Stone Cottage Ruins.  This is the stone cottage in Swinford, County Mayo, Ireland, where Bridget McNulty, my paternal Grandmother, was born and raised.  It had a thatched roof, no electricity or indoor plumbing, and was heated by burning peat in the fireplace.  This property, still owned by the McNulty Clan, also was farmed and grazed.  Peat, a geologically young fossil fuel, was cut and dried in summer, to be used for year-round heating and cooking.  Peat is still burned in Ireland to heat homes and pubs.  Its smoke has a sweet, musty odor.  Many young people who grew up in rural places like this left for the jobs and modern conveniences of cities and towns, and the family homestead eventually fell into ruins.

Bridget McNulty immigrated to the United States during the Irish Civil War in 1922.  After the war, the island was divided into the Republic of Ireland, a sovereign nation, and Northern Ireland, that remains in essence a colony of the United Kingdom, where  numerous acts of violence and terrorism have occurred.  This conflict, now largely political, is deeply rooted in religion.  The Sinn Fein web site provides a Catholic perspective.  The Democratic Unionist Party web site offers a Protestant perspective.   Both sides have committed atrocities.  It is ironic, unlike the racial hatred that exists on our planet, that both sides are caucasians of Christian belief.  During my tour, I observed that Northern Ireland was occupied by many British soldiers with machine guns, while police in most rural areas of the free Republic did not even carry side arms.  I hope that peace will someday fill this emerald gem of an island, but recent events are rather discouraging.

Belfast, Northern Ireland, 1992.  I shot this detailed artwork of the Ulster Volunteer Force, a para-military arm of the Protestant cause.  The picture speaks for itself.  I also observed that graffiti of the Irish Republican Army (IRA), a para-military arm of the Catholic cause, was hastily spray painted around Belfast.  Heavily armed British security forces manned checkpoints in city streets.  Some government buildings and Protestant apartment complexes were surrounded by barbed wire, topped with surveillance cameras, and patrolled by British soldiers.  I saw several buildings that had been blown up and/or burned out.  The situation in Londonderry, or Derry as the Catholics call it, was similar to Belfast.

More Belfast graffiti.
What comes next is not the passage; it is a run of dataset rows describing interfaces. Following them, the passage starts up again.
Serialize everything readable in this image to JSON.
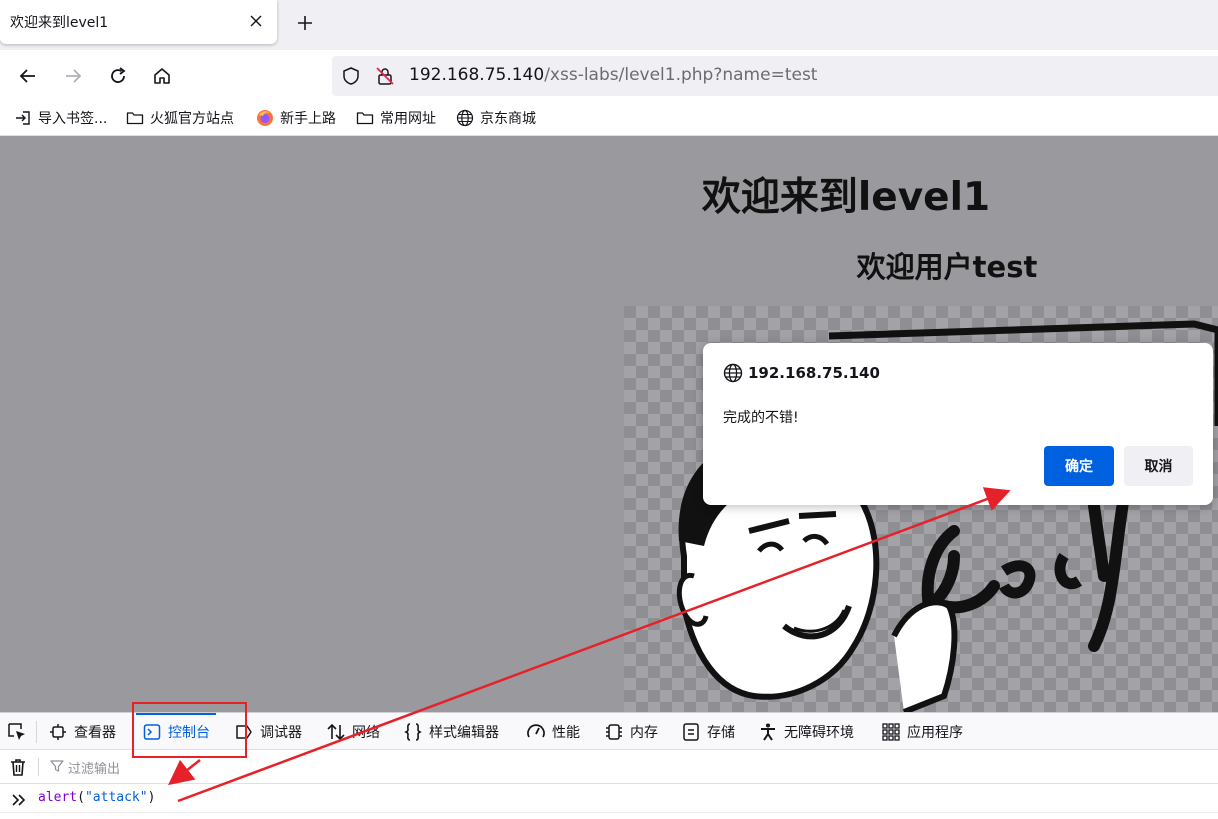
{
  "browser": {
    "tab": {
      "title": "欢迎来到level1"
    },
    "url": {
      "host": "192.168.75.140",
      "path": "/xss-labs/level1.php?name=test"
    },
    "bookmarks": [
      {
        "label": "导入书签...",
        "icon": "import-icon"
      },
      {
        "label": "火狐官方站点",
        "icon": "folder-icon"
      },
      {
        "label": "新手上路",
        "icon": "firefox-icon"
      },
      {
        "label": "常用网址",
        "icon": "folder-icon"
      },
      {
        "label": "京东商城",
        "icon": "globe-icon"
      }
    ]
  },
  "page": {
    "heading": "欢迎来到level1",
    "subheading": "欢迎用户test"
  },
  "dialog": {
    "origin": "192.168.75.140",
    "message": "完成的不错!",
    "ok_label": "确定",
    "cancel_label": "取消"
  },
  "devtools": {
    "tabs": [
      {
        "label": "查看器",
        "icon": "inspector-icon"
      },
      {
        "label": "控制台",
        "icon": "console-icon",
        "active": true
      },
      {
        "label": "调试器",
        "icon": "debugger-icon"
      },
      {
        "label": "网络",
        "icon": "network-icon"
      },
      {
        "label": "样式编辑器",
        "icon": "braces-icon"
      },
      {
        "label": "性能",
        "icon": "gauge-icon"
      },
      {
        "label": "内存",
        "icon": "memory-icon"
      },
      {
        "label": "存储",
        "icon": "storage-icon"
      },
      {
        "label": "无障碍环境",
        "icon": "accessibility-icon"
      },
      {
        "label": "应用程序",
        "icon": "grid-icon"
      }
    ],
    "filter_placeholder": "过滤输出",
    "console_input": {
      "fn": "alert",
      "open": "(",
      "arg": "\"attack\"",
      "close": ")"
    }
  },
  "colors": {
    "accent": "#0061e0",
    "annotation": "#e5222a",
    "page_background": "#9a999e"
  }
}
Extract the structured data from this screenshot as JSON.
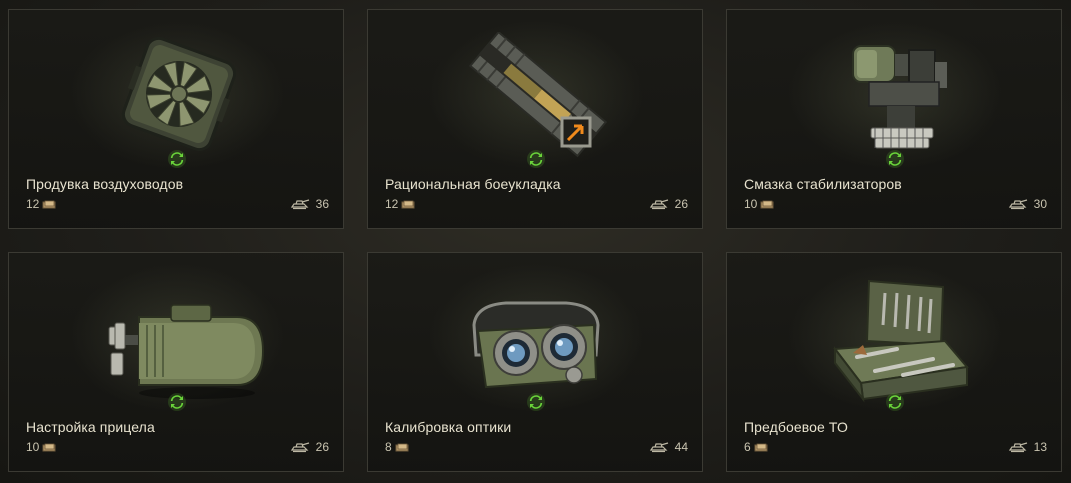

If you like the Family Coats of Arms at the top of my home page, and if you have an Irish surname or just like cool Irish stuff, go here and check out the free downloads.  I purchased a very nice McQuillan Family screen saver from this site.